Wei Shen Lim, chair of Britain's Joint Committee on Vaccination and Immunisation (JCVI), said that based on the available data and evidence, it was preferable for adults aged under 30 with no underlying conditions to be offered an alternative to the AstraZeneca vaccine where available.
He said that for younger people, where the risks of hospitalisation were much lower, the risk/benefit calculation of the Oxford/AstraZeneca shot meant others vaccines were preferable.
"We are advising a preference for one vaccine over another vaccine for a particular age group, really out of the utmost caution, rather than because we have any serious safety concerns," Lim said at a briefing.
He said people should continue to have a second dose of the AstraZeneca shot if they had received a first dose.
June Raine, chief executive of the UK's MHRA medicine regulator, said that over 20 million AstraZeneca vaccine doses had been given by March 31, with 79 case reports of the side effect and 19 deaths, all after first doses of the shot.
"This is a vanishingly rare, but sadly quite serious, adverse event..., and you can't pick these kind of things up until you have literally deployed tens of millions of doses of vaccine," Deputy Chief Medical Officer Jonathan Van-Tam said.
He added that the move would have only a negligible impact on the pace of Britain's vaccine rollout.
The rollout of Moderna's shot began on Wednesday, while Britain is also deploying Pfizer's vaccine, and Prime Minister Boris Johnson said the move on AstraZeneca would not impact England's roadmap out of lockdown.
"As the regulators have said, this vaccine is safe, effective and has already saved thousands of lives - and the vast majority of people should continue to take it when offered," he said.
The change to advice on Britain's vaccine rollout came after its MHRA medicine regulator said the reports of rare brain blood clotting were a suspected side-effect from the COVID-19 vaccine developed by Oxford University and AstraZeneca.

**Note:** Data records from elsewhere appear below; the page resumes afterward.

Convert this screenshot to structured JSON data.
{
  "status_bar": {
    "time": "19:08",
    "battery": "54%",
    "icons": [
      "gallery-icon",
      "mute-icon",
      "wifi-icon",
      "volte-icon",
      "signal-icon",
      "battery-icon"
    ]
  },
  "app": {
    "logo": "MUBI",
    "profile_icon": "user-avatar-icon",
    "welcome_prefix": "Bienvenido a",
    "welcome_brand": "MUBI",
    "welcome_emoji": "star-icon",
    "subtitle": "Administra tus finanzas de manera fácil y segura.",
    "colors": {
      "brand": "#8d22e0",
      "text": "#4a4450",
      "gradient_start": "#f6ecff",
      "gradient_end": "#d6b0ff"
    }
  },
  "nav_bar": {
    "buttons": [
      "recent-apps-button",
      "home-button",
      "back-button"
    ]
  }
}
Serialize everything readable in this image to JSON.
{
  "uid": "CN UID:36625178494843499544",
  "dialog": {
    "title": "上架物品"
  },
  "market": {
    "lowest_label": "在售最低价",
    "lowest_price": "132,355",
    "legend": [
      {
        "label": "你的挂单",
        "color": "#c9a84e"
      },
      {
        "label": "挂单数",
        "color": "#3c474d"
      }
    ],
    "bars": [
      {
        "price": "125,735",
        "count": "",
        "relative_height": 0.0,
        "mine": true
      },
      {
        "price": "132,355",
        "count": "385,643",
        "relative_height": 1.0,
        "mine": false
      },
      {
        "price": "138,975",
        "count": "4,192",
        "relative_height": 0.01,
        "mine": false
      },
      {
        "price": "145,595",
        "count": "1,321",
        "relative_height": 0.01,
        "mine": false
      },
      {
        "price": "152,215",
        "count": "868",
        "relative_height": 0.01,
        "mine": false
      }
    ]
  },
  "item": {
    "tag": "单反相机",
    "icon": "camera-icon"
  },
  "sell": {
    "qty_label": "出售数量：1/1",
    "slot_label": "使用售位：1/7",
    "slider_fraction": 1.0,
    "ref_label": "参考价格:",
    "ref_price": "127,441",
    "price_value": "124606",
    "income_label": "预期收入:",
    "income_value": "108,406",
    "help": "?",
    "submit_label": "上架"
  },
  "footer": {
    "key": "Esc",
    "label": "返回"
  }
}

MHRA chief Raine said the benefits of the shot outweighed the risks for the vast majority, echoing an update from Europe's medicine regulator also made on Wednesday.